Manmade Objects - Monuments

No one wants to be forgotten; everyone wants some sort of legacy, a mark they leave behind as they exit this life for whatever lies beyond.

And for as long as there has been death, there have been monuments — whether austere or understated, abstract or concrete, prominent or tucked away in private — erected by the ones they loved to assure that remembrance, at least for a time.
07/15/2014 | Comments 0
Home · Articles · Music · Music · Swordplay


Forged of metal, The Sword unsheathes music that takes the genre beyond its usual audience.

Joshua Boydston February 10th, 2011

The Sword with Eagle Claw and Rainbows Are Free
8 p.m. Friday
ACM@UCO Performance Lab, 323 E. Sheridan

If you are looking for a metal mentor, you could do a lot worse than J.D. Cronise, vocalist, guitarist and lead songwriter of heavy metal three-piece The Sword, and he’s got your very first lesson right here.

“When you start a band, you say, 'I want a band that sounds like,' then you fill in that blank,” Cronise said. “You start from there, write your first batch of songs and it's not actually going to sound like that. Then you take what you've got and go from there.

“And If you are a metal band, you always start with the intention of sounding like Black Sabbath. You just have to.”

The Sword has been one of the most successful heavy metal bands of the past 10 years, releasing three albums, landing tracks on the “Guitar Hero” games, opening for Metallica and finding an audience that goes beyond pure metal fans.

Coming up through the music hub of Austin, Texas, helped, but Cronise added that smart planning is what allowed them to move beyond central Texas.

“If you actually are smart and motivated, it's a good place to be. There are a lot of people who are one or the other or neither ... and they just end up spinning their wheels a lot,” he said. “They can get local shows, but can never take off from there.
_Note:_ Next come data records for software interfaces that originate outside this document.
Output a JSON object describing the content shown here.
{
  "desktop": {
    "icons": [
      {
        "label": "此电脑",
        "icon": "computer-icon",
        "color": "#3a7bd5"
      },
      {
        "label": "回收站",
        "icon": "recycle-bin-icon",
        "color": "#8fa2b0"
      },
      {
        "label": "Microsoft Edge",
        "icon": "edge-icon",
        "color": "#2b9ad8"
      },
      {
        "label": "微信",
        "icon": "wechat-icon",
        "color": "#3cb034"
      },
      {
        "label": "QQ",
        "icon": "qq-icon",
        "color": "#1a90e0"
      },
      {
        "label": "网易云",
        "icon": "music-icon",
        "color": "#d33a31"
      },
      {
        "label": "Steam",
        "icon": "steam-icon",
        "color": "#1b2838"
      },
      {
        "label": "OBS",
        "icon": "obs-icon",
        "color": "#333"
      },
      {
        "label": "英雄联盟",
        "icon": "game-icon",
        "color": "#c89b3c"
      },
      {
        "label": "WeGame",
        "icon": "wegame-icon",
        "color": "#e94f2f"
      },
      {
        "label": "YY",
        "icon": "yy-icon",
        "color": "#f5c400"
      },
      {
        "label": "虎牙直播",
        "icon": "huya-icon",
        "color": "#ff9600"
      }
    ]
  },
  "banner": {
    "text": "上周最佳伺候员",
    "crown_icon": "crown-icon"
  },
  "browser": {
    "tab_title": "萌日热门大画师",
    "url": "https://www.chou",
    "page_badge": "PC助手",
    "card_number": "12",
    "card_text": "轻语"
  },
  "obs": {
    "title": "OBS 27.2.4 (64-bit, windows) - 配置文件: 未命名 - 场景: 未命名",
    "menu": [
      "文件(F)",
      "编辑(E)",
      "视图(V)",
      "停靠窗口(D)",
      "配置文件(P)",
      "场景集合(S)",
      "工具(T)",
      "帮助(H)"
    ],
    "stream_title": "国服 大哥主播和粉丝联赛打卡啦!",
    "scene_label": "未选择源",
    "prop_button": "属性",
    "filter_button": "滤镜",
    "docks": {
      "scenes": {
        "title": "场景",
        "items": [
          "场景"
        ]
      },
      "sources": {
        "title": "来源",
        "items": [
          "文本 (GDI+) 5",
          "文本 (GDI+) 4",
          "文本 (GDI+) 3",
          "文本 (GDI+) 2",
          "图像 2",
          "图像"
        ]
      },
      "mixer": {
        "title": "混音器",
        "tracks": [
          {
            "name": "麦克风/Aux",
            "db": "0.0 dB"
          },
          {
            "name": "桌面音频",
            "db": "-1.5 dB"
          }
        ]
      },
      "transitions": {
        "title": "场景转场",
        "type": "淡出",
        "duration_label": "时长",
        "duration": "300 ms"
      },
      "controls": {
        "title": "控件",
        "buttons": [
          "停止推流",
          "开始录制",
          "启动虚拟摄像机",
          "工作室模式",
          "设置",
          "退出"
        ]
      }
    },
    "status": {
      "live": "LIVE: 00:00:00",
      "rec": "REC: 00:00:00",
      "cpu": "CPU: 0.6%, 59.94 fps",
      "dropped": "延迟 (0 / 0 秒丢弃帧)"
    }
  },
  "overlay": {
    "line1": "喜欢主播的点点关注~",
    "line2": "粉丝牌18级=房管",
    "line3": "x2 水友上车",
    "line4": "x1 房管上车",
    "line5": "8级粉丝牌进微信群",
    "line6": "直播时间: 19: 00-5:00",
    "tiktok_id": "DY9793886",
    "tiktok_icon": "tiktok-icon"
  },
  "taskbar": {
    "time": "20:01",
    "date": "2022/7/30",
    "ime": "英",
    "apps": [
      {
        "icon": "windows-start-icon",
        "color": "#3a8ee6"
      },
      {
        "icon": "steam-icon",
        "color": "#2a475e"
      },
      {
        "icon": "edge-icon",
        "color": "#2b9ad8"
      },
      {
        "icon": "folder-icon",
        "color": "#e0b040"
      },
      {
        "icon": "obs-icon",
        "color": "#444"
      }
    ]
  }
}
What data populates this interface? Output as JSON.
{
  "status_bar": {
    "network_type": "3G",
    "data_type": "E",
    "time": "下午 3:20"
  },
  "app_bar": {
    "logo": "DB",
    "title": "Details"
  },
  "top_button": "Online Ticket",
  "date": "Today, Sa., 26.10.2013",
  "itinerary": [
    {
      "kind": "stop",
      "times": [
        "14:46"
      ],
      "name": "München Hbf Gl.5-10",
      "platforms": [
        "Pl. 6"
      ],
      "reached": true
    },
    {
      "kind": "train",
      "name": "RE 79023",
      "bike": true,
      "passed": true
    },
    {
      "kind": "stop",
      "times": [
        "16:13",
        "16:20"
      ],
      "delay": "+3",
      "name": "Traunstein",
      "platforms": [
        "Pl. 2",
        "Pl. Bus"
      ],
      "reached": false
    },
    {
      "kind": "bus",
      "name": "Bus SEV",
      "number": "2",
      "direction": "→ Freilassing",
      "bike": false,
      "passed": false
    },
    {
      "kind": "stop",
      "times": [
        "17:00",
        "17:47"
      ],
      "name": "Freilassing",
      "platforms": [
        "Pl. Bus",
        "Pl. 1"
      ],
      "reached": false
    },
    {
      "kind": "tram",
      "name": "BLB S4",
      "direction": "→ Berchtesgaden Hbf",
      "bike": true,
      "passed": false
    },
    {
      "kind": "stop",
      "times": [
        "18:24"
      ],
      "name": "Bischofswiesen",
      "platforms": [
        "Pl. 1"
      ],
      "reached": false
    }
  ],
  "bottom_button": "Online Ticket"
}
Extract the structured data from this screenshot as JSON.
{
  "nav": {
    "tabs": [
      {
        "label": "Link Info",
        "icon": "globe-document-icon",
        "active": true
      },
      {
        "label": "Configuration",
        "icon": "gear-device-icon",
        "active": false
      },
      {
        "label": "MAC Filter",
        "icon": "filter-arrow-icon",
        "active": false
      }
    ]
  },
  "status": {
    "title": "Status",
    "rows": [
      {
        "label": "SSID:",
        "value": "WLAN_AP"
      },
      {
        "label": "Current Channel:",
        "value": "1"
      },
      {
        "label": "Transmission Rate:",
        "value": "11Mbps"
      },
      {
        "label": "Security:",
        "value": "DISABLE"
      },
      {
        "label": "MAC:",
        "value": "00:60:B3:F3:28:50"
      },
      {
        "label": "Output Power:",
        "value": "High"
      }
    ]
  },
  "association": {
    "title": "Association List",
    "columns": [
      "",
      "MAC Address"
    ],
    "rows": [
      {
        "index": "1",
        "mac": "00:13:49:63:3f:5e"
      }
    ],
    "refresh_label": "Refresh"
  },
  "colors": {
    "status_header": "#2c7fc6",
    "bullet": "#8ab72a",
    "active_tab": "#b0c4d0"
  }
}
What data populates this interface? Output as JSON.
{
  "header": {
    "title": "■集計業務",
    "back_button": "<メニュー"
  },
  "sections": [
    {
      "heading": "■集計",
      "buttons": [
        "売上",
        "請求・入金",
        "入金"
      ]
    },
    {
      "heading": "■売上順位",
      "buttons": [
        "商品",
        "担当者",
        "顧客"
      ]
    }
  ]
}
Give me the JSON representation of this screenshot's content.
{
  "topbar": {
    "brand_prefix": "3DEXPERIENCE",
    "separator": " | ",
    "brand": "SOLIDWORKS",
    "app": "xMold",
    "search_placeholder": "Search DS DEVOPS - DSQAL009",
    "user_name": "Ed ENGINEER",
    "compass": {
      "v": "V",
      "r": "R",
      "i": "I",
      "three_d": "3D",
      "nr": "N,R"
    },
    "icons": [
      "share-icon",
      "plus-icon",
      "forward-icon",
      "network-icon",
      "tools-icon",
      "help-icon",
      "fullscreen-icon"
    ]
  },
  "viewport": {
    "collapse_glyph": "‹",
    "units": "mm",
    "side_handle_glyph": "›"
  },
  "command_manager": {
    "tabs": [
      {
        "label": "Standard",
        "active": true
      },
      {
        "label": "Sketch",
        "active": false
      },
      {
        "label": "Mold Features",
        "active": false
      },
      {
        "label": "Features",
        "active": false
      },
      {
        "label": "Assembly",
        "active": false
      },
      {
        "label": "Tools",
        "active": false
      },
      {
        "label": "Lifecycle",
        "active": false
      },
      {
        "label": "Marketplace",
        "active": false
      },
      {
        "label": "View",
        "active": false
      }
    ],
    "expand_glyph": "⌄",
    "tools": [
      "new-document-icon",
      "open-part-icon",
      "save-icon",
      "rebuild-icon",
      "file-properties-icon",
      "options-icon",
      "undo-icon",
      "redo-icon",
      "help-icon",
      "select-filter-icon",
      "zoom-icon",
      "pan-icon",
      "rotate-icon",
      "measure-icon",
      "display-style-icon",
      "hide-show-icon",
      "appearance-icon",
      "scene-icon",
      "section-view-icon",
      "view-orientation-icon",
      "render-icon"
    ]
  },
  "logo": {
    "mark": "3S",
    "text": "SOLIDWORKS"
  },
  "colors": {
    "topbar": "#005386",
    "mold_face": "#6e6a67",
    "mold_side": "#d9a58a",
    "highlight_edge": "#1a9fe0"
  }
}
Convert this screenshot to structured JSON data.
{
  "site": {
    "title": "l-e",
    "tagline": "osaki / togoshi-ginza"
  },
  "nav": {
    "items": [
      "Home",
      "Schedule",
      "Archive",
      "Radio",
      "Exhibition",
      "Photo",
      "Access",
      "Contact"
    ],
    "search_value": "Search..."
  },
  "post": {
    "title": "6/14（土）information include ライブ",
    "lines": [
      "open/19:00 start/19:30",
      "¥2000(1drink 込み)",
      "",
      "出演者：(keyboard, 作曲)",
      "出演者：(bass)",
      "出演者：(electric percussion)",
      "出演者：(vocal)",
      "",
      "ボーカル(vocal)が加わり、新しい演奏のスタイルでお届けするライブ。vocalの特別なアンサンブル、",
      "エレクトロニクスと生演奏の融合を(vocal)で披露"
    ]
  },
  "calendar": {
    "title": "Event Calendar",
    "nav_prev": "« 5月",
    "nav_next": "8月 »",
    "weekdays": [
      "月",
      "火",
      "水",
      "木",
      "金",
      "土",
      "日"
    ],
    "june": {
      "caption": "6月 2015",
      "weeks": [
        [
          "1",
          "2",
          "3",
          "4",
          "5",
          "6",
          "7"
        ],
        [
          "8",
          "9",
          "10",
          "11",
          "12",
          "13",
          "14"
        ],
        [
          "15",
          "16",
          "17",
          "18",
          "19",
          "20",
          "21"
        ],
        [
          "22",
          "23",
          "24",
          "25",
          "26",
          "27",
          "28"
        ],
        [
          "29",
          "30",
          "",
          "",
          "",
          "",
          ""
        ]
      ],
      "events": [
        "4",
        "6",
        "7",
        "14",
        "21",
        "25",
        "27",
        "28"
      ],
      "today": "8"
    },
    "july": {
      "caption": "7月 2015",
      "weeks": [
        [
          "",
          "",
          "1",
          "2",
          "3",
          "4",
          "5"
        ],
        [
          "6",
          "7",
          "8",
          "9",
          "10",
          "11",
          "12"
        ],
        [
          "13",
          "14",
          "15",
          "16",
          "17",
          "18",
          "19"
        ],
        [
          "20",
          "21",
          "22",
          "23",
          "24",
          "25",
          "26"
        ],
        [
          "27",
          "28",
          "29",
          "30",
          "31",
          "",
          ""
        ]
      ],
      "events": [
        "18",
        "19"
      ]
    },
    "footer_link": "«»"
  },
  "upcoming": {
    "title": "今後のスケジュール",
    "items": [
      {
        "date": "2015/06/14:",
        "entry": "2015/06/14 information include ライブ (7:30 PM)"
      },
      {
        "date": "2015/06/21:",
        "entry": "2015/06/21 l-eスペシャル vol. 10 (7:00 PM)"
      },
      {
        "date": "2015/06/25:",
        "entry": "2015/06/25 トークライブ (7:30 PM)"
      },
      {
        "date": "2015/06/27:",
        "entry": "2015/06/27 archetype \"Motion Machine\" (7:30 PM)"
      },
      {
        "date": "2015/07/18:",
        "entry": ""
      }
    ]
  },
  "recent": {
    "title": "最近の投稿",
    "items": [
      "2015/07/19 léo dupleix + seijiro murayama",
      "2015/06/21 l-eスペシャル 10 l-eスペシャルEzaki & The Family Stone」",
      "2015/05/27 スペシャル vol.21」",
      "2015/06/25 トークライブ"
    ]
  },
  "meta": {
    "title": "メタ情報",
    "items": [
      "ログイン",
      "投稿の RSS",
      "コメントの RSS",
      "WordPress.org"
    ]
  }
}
You need to have an idea, something to do.”

It’s a perfect storm of other elements that have helped them up to this point as well, starting with the pitch-perfect, surprisingly (sort of) unclaimed name of the group.

“I was a little surprised, but it kind of had been taken,” Cronise admitted. “There was a band just called Sword that released a few albums, but I thought that was a rather primitive take on it, just calling your band Sword. No offense to them, but it sounds a little caveman-ish ... even though cavemen didn't have swords. To me, the 'the' is just as important as the sword. We aren't Sword; we're The Sword.”

The name suited the act’s purist form of heavy metal, and the vintage — but innovative — style has endeared it to more than Motörhead diehards. The Sword is as revered in indie circles as hard-rock ones, and Cronise thinks he knows why.

“If you look at the bands that have a crossover appeal and then look at the ones that don't, you can see a difference there,” he said. “There's a difference in attitude and approach. They seem to be a lot more anger-driven, in-your-face screaming and growling. I'd like to think we are a little more cerebral version of heavy metal.”

That came out even clearer with The Sword’s latest release, “Warp Riders,” centered on a full, original, science-fiction narrative conceived by Cronise, who claimed that it was a natural fit with the trio’s musical roots.

“Metal appeals to the same audience: people who like to fantasize about unreal things and want to play loud guitars,” he said. “You could write an essay, even a thesis, on the relationship between comic books, science fiction and heavy metal.”

“Warp Riders” has been almost universally praised for its originality and gripping score; it also helped The Sword land a personal-best spot on the Billboard charts.

The band — which performed at last year’s Norman Music Festival — is now touring in support of the disc, and Cronise is still savoring the praise.

“I was a little apprehensive at first,” he said. “I could have seen people deciding this whole idea was really stupid and never giving it a chance, but it’s been really well-received. It’s validating.” —Joshua Boydston | photo/Joshua Boydston
  • Currently 3.5/5 Stars.
  • 1
  • 2
  • 3
  • 4
  • 5